  1. Students view In the Snow at Tsukahara on Sado Island, imagine they are the person walking in the snow, and write one descriptive word for each sense (smell, taste, touch, hearing, sight).
  2. Share; then ask students to imagine the person is one of the individuals in the storytelling video, Jizo (see "Related Resources" below).
  3. Watch Jizo. Explain how this story helps us understand traditions such as honoring Jizo and eating and offering mochi.
  4. Watch video of Mochisuki with Kagami Kai (see "Related Resources" below) to see the New Year's tradition of mochi pounding.
  5. Explain that honoring ancestors and eating special food, ringing the bell to rid oneself of bad luck, and making a wish to ask for good fortune are some New Years traditions in Japan. Ask students to make connections to their own traditions.
  6. Show students the artwork of an Ema (votive tablet) and image of the Ema hanging at the temple. Explain that people would put their wishes for good fortune on this, hang it at the temple, and it would be burned as an offering.

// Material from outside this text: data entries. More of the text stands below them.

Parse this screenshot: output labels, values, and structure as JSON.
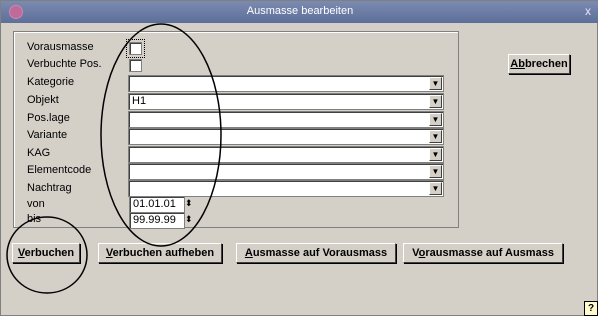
{
  "window": {
    "title": "Ausmasse bearbeiten",
    "close_glyph": "x"
  },
  "form": {
    "vorausmasse": {
      "label": "Vorausmasse",
      "checked": false
    },
    "verbuchte_pos": {
      "label": "Verbuchte Pos.",
      "checked": false
    },
    "kategorie": {
      "label": "Kategorie",
      "value": ""
    },
    "objekt": {
      "label": "Objekt",
      "value": "H1"
    },
    "pos_lage": {
      "label": "Pos.lage",
      "value": ""
    },
    "variante": {
      "label": "Variante",
      "value": ""
    },
    "kag": {
      "label": "KAG",
      "value": ""
    },
    "elementcode": {
      "label": "Elementcode",
      "value": ""
    },
    "nachtrag": {
      "label": "Nachtrag",
      "value": ""
    },
    "von": {
      "label": "von",
      "value": "01.01.01"
    },
    "bis": {
      "label": "bis",
      "value": "99.99.99"
    }
  },
  "buttons": {
    "abbrechen": {
      "mnemonic": "Ab",
      "rest": "brechen"
    },
    "verbuchen": {
      "mnemonic": "V",
      "rest": "erbuchen"
    },
    "verbuchen_aufheben": {
      "mnemonic": "V",
      "rest": "erbuchen aufheben"
    },
    "ausmasse_auf_vorausmass": {
      "mnemonic": "A",
      "rest": "usmasse auf Vorausmass"
    },
    "vorausmasse_auf_ausmass": {
      "before": "V",
      "mnemonic": "o",
      "rest": "rausmasse auf Ausmass"
    }
  },
  "help_glyph": "?",
  "spin_glyph": "⬍",
  "dropdown_glyph": "▼"
}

  7. Ask students to write their own wish for the new year and sketch a design that represents this wish.
  8. Follow the Printing Procedures to create an Ema. When finished, tie them so they can be hung up and displayed.

Printing Procedures:

  1. Distribute 1 piece of rectangular print foam per student (such as Inovart), scratch paper, and a dull pencil.
  2. On the foam, students use the dull pencil to carve their design that symbolizes their wish for the new year. Remind students that this will print as a mirror image.
  3. Use an inking roller and printing ink OR a stamp pad to ink the foam plate.
  4. Place the inked foam onto the tag board or wood block.
  5. Cover with paper, and rub firmly with a brayer for 30 seconds to create your print.
  6. Punch a hole at the top, and tie with string or raffia to the class wishing wall.